Evidence Review Process

An explanation of PROSPECT methodology and Working Group processes can be found at the following link: PROSPECT methodology primer

For the colorectal surgery review, the Subgroup members were:

Merel van Lieshout
Else Ouweneel
Dr Phillip Lirk (PROSPECT Working Group Member)
Dr Andrew Hill (former PROSPECT Working Group Member)
Prof Girish P. Joshi (PROSPECT Working Group Member)

Literature search

Search history

  • The first PROSPECT review included a total of 80 studies of analgesic interventions in colorectal surgery (published 1966 to March 2009) (see Archive on http://esraeurope.org/prospect)

Colorectal surgery: Sources and levels of evidence (LoE) determine the grades of recommendation (GoR)

GoR are assigned according to the overall LoE, which is determined by the quality of studies cited, the consistency of evidence and the source of evidence:
Colorectal surgery: levels of evidence and grades of recommendation

Sources of evidence in PROSPECT

The evidence for PROSPECT is derived from three separate sources, and this evidence is taken into consideration by the PROSPECT Working Group to determine the PROSPECT recommendations:

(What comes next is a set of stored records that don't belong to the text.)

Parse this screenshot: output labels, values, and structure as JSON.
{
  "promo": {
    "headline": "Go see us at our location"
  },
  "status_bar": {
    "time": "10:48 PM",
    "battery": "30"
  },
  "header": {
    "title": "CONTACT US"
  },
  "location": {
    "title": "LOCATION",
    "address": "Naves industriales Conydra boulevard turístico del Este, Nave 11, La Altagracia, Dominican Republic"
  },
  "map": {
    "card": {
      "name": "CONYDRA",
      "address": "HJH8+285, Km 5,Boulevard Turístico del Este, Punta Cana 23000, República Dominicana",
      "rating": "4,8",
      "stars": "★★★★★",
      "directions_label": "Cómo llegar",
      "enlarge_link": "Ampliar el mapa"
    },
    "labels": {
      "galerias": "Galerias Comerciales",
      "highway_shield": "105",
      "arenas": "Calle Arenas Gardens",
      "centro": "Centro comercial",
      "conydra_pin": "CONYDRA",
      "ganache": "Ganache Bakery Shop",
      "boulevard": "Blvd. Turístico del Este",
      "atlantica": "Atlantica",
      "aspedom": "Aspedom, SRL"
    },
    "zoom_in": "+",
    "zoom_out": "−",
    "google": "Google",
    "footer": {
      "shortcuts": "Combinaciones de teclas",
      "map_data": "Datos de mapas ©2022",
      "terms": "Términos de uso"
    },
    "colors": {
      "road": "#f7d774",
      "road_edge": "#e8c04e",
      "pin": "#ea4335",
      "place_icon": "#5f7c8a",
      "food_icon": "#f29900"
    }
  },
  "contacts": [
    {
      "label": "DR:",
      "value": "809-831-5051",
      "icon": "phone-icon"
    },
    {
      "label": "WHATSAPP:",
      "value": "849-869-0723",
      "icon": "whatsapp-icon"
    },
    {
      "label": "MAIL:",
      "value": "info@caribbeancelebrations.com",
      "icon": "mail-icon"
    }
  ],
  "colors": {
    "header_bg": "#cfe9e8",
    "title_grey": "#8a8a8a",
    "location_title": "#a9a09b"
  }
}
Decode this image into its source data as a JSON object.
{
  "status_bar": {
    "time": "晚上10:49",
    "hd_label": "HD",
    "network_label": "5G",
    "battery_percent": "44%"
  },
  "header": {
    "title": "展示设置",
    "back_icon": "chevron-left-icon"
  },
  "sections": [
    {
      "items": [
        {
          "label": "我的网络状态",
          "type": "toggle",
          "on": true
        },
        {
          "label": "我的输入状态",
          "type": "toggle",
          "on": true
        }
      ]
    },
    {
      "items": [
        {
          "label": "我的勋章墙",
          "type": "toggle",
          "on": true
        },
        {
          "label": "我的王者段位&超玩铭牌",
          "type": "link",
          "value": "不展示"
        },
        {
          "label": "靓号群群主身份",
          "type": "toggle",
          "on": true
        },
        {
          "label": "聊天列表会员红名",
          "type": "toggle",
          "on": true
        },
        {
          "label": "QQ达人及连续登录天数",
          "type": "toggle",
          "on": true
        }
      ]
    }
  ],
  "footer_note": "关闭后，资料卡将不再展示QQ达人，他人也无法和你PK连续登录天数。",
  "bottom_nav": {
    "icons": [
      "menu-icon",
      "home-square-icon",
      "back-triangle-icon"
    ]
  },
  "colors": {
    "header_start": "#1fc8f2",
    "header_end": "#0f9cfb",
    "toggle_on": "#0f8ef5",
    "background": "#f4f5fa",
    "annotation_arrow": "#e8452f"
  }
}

  • Procedure-specific evidence derived from the systematic reviews of the literature
  • Current practice – A commentary on the interventions from the members of the PROSPECT Working Group
  • Practical PROSPECT recommendations are based on all the information

 Study quality assessment

For the colorectal surgery review, the quality of procedure-specific evidence has been assessed according to NICE methodology, to determine the possibility of selection bias, performance bias, attrition bias and detection bias (http://www.nice.org.uk/article/pmg6b).

Quality indicators used to determine the LoE of individual studies:

  • Allocation concealment: indicates whether there was adequate prevention of foreknowledge of treatment assignment by those involved in recruitment (in the table below, A=adequate, B=unclear, C=inadequate, D=not used). Empirical research has shown that trials with inadequate or unclear allocation concealment report significantly greater estimates of treatment effect than those trials in which concealment was adequate (Chalmers 1983, Schulz 1995, Moher 1998). Allocation concealment was found to be more important for preventing bias than other aspects of study quality, such as generation of the allocation sequence and double-blinding (Chalmers 1983, Schulz 1995, Moher 1998, Higgins and Green 2005, http://handbook.cochrane.org/)
  • Statistical analyses and patient follow-up: indicates whether statistical analyses were reported, and whether patient follow-up was greater or less than 80%.
  • Numerical scores (total 1–5) for study quality: assigned using the method proposed by Jadad 1996, to indicate whether a study reports appropriate randomisation, double-blinding and statements of possible withdrawals. Empirical research found that low-quality trials were associated with an increased estimate of treatment benefit compared with high-quality trials (Moher 1998)

Study quality assessments for the Colorectal surgery review are summarized:

For systematic reviews, a critical appraisal was performed to determine the LoE:

No meta-analyses were performed due to a limited number of studies of homogeneous design that reported similar outcome measures. Therefore, the procedure-specific evidence was only assessed qualitatively.